@Get()findAll(@Res({ passthrough: true }) response: Response) {  response.cookie('key', 'value')}

warning Warning If you want to leave the response handling logic to the framework, remember to set the passthrough option to true, as shown above. Read more here.

info Hint The @Res() decorator is imported from the @nestjs/common, while Response from the express package.

Use with Fastify#

First install the required package:

$ npm i fastify-cookie

Once the installation is complete, register the fastify-cookie plugin:

import fastifyCookie from 'fastify-cookie';
// somewhere in your initialization fileconst app = await NestFactory.create<NestFastifyApplication>(  AppModule,  new FastifyAdapter(),);app.register(fastifyCookie, {  secret: 'my-secret', // for cookies signature});

With this in place, you can now read cookies from within the route handlers, as follows:

@Get()findAll(@Req() request: FastifyRequest) {  console.log(request.cookies); // or "request.cookies['cookieKey']"}

info Hint The @Req() decorator is imported from the @nestjs/common, while FastifyRequest from the fastify package.

To attach a cookie to an outgoing response, use the FastifyReply#setCookie() method:

@Get()findAll(@Res({ passthrough: true }) response: FastifyReply) {  response.setCookie('key', 'value')}

To read more about FastifyReply#setCookie() method, check out this page.

warning Warning If you want to leave the response handling logic to the framework, remember to set the passthrough option to true, as shown above.

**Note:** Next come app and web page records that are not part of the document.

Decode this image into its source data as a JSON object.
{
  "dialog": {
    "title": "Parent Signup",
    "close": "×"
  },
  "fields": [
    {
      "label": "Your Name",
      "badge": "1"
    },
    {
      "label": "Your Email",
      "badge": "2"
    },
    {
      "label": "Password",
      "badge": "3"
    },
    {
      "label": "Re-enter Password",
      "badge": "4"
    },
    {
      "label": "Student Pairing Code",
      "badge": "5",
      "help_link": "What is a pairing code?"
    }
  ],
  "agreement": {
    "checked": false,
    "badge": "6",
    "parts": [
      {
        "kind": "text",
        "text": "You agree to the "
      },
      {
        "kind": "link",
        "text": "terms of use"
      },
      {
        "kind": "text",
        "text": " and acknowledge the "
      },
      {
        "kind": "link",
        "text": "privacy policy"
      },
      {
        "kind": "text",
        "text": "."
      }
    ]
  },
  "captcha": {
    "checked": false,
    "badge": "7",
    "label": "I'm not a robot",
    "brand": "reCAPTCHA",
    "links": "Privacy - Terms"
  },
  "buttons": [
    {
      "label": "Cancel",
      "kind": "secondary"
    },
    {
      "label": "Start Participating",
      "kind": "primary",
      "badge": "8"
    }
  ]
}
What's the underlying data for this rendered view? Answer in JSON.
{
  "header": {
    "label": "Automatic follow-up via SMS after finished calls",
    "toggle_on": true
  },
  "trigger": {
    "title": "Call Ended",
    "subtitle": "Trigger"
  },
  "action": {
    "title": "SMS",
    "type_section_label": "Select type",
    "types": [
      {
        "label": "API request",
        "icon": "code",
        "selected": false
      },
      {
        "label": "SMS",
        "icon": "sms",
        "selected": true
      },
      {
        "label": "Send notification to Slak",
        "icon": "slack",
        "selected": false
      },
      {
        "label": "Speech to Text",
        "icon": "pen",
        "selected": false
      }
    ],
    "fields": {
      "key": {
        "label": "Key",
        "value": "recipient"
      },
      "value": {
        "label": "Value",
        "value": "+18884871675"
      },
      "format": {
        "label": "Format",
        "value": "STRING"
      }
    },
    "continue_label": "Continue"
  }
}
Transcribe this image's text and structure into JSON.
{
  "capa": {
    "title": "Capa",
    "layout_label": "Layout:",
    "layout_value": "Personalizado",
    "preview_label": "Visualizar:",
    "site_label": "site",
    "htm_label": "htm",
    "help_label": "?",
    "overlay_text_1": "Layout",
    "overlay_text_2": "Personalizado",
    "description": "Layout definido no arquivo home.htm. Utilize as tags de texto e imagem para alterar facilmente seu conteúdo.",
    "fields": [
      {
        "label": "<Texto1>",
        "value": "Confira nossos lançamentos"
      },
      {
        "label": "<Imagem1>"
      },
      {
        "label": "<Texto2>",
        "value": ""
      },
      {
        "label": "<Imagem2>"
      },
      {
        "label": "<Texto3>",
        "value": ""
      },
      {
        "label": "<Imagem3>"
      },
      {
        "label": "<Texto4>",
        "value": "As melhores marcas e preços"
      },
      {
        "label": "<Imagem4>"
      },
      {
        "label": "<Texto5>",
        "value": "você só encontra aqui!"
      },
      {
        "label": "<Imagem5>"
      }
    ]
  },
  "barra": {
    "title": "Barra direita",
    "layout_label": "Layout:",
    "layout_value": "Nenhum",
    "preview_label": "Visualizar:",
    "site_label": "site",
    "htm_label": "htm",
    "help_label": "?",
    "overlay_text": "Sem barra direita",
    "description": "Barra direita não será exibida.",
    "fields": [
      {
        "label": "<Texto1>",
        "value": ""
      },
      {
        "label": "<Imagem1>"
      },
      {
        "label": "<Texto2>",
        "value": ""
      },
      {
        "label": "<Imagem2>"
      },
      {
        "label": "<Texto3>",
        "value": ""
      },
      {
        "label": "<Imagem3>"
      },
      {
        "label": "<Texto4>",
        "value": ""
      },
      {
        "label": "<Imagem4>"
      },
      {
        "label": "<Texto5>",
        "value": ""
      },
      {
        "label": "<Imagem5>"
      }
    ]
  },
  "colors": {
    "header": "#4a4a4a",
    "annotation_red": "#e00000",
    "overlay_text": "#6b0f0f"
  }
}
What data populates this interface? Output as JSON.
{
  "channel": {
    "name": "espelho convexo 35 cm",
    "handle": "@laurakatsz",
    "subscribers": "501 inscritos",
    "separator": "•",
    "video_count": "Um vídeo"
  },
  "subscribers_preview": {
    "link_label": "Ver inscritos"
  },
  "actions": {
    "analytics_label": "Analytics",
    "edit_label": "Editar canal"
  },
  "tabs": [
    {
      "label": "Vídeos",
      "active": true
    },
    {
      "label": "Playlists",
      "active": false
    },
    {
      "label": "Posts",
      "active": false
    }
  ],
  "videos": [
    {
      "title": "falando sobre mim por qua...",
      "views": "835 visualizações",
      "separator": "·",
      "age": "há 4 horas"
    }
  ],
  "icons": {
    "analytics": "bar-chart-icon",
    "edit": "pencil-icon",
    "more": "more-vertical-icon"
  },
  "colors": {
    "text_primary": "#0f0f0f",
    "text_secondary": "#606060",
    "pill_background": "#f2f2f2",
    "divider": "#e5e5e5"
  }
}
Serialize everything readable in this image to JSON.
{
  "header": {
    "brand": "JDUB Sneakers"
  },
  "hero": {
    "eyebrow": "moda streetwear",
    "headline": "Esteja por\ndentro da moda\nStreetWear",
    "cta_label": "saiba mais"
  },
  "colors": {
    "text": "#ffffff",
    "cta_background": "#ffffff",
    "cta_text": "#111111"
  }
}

Read more here.

info Hint The @Res() decorator is imported from the @nestjs/common, while FastifyReply from the fastify package.

Creating a custom decorator (cross-platform)#

To provide a convenient, declarative way of accessing incoming cookies, we can create a custom decorator.

import { createParamDecorator, ExecutionContext } from '@nestjs/common';
export const Cookies = createParamDecorator(  (data: string, ctx: ExecutionContext) => {    const request = ctx.switchToHttp().getRequest();    return data ? request.cookies?.[data] : request.cookies;  },);

The @Cookies() decorator will extract all cookies, or a named cookie from the req.cookies object and populate the decorated parameter with that value.

With this in place, we can now use the decorator in a route handler signature, as follows:

@Get()findAll(@Cookies('name') name: string) {}